Those of you who follow my analyses know that I’ve spouted off extensively on the 2018 midterms and how we failed. We have to focus on that again now. Who remembers the 2012 loss, and Reince Priebus Failure Analysis following? It was phenomenal. It doesn’t get enough credit. The actions that resulted, most easily seen in the most powerful political database in American history to its time, were HUGELY important in our 2016 victory. I’m not always a fan of Priebus’, but I say again he doesn’t get enough credit for his courageous analysis.
If I were on the Trump team formally, I’d be pushing as hard as I possibly could to hire Priebus back in for the sole purpose of assessing 2018 in advance of 2020. I’d give him just one month to get us initial insights that were instantly actionable. My own Failure Analysis from the Louisiana case is actually very simple. We have no chain of command – the other side does – and we have no true basis of leadership and followership at the state level, as far as I can see. Voters don’t vote when defeat is certain. The job of leadership is to prove, not merely state but prove, that victory is possible. It is leadership’s job to make that case so watertight that voters find the joy of the vote, where it would otherwise be a waste of time. We don’t have such leaders, as far as I can see.
Let’s turn another direction. We’ve gotten about as much out of attacking the media as we’re going to get. I don’t mean to stop. I just mean, let’s not imagine that that strategy will get us much further. Those lines have been drawn and can’t gain us much more. I say it’s time to switch gears. I say it’s time to start finding honest journalists hidden within the corps of Democrat operative journalists. Why? We’re not having fun anymore. We’re not finding the joy of our coming victory. That’s what we need. Joy.

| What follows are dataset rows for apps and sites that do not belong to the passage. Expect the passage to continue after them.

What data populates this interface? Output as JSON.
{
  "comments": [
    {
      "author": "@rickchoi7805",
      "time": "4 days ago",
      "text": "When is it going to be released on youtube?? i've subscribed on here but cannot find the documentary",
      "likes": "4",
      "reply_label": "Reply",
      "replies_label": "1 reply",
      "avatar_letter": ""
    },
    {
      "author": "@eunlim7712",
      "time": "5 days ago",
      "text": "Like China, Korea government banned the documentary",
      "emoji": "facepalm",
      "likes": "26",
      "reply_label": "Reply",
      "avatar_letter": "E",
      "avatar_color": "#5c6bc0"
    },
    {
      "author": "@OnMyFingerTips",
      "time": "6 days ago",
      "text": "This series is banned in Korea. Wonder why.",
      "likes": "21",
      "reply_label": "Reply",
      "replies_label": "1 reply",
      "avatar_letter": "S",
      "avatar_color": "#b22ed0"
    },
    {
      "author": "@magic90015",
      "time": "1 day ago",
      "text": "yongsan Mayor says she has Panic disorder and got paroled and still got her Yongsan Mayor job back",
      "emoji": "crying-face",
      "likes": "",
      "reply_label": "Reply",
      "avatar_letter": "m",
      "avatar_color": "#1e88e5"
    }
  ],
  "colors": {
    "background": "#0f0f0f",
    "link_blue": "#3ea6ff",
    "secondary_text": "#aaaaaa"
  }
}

Every time we find an honest journalist, willing to state the truth, there will be joy. This applies to the Impeachment, and it applies at the level of state elections. You have to give such people an invitation to be friends. Consider again, what were the actual policy differences between the two governor candidates? How strongly did we build our story in the media, finding honest journalists to convey our side? I don’t know, but my bet is we didn’t do very well. We usually don’t.
Flip focuses again. What if we’ll never have the media on our side, not even just a few honest journalists. Okay. Why did we lose. Yes, the incumbency. Possibly Trump’s strategy was wrong. Certainly we had no superstar. But ultimately, we do not organize and enthuse our vote. This is our great failure. It’s time we correct it. As to how, I have done a great deal of work on a project I call #SunTzuForAmerica. You may want to check it out. And I say again, yes, we could have won. That we lost, we must analyze and learn from.
Pasquale (Pat) Scopelliti is an executive coach, author of America First – The MAGA Manifesto, and avid supporter of America First. Pat provided strategic analysis to General Flynn during Flynn’s service as a direct advisor to President Trump in the 2016 Election. Currently Pat is writing a detailed analysis of John Minford’s interpretation of Sun Tzu and posting his work on Twitter. Pat is a friend & mentor, providing strategic guidance to the Campaign Corner.